The most common form of heart disease is coronary artery disease. As cholesterol plaques build up in the arteries that serve the heart, the vessels narrow and blood supply diminishes. Sometimes producing chest pain or pressure, this angina may be the first indication that heart disease exists. Over time, this poor circulation may weaken the heart muscle leading to failure of the pump known as heart failure. Another outcome may cause irregularities of the heart rate or arrhythmia. The most common presentation, however, is that of a heart attack. Otherwise known as a myocardial infarction, the plaque formation causes a clot in the artery and blocks the vessel, damaging the heart muscle downstream of the blockage.
The best odds of survival from a heart attack are with early intervention. Knowing the signs and symptoms greatly improves the possible outcome of survival. Chest pain or pressure is a commonly recognized symptom, but pain in the neck, jaw, arms or shoulders, back or stomach may also be signs of heart attack. Some additional concerns include shortness of breath as well as nausea, cold sweats and lightheadedness. Most people are aware of chest pain being a sign of heart attack. Only about one in four, however, is aware of all the signs and knows to call 911 when someone is having an acute attack.
If you do not know your risks, you should take advantage of your health care annual wellness exam. This evaluation will measure blood pressure, blood sugar and cholesterol levels. Being overweight, poor diet, physical inactivity and smoking increases your risk. If you have a family history of heart disease, your risks are also increased. If you have known heart disease or are at great risk, additional studies may be warranted including chest x-ray or specific cardiac diagnostics.

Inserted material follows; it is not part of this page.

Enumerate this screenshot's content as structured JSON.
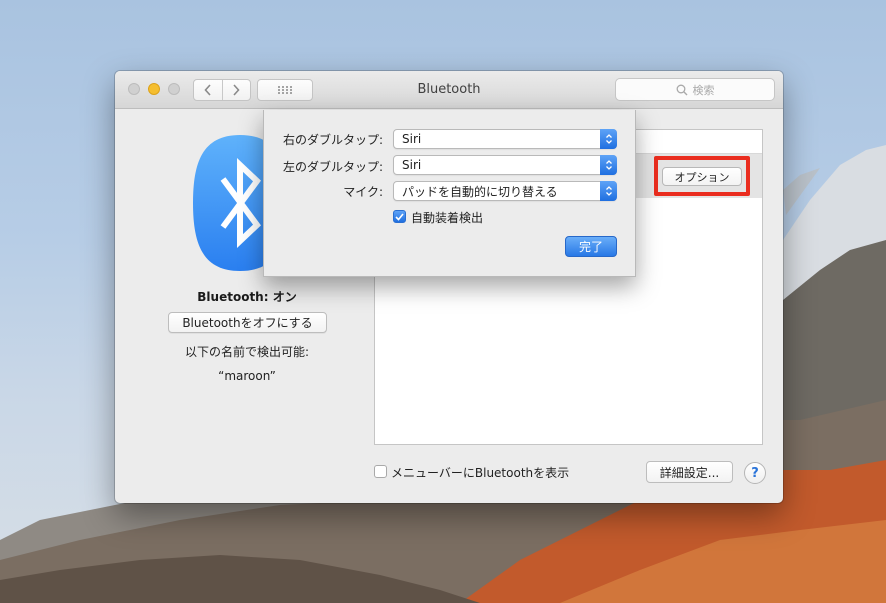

If you have risk factors, be aggressive to treat and control your diseases. You can reduce your risk of coronary artery disease and heart attack with medications when appropriate to control blood pressure, cholesterol, poor circulation, irregular heartbeats as well as diabetes. The biggest challenge for most requires lifestyle changes including better eating habits, increasing physical activity and quitting tobacco. You are betting your life that you can do it, so don’t be a gambler.
Bradford Croft, DO
East Flagstaff Family Medicine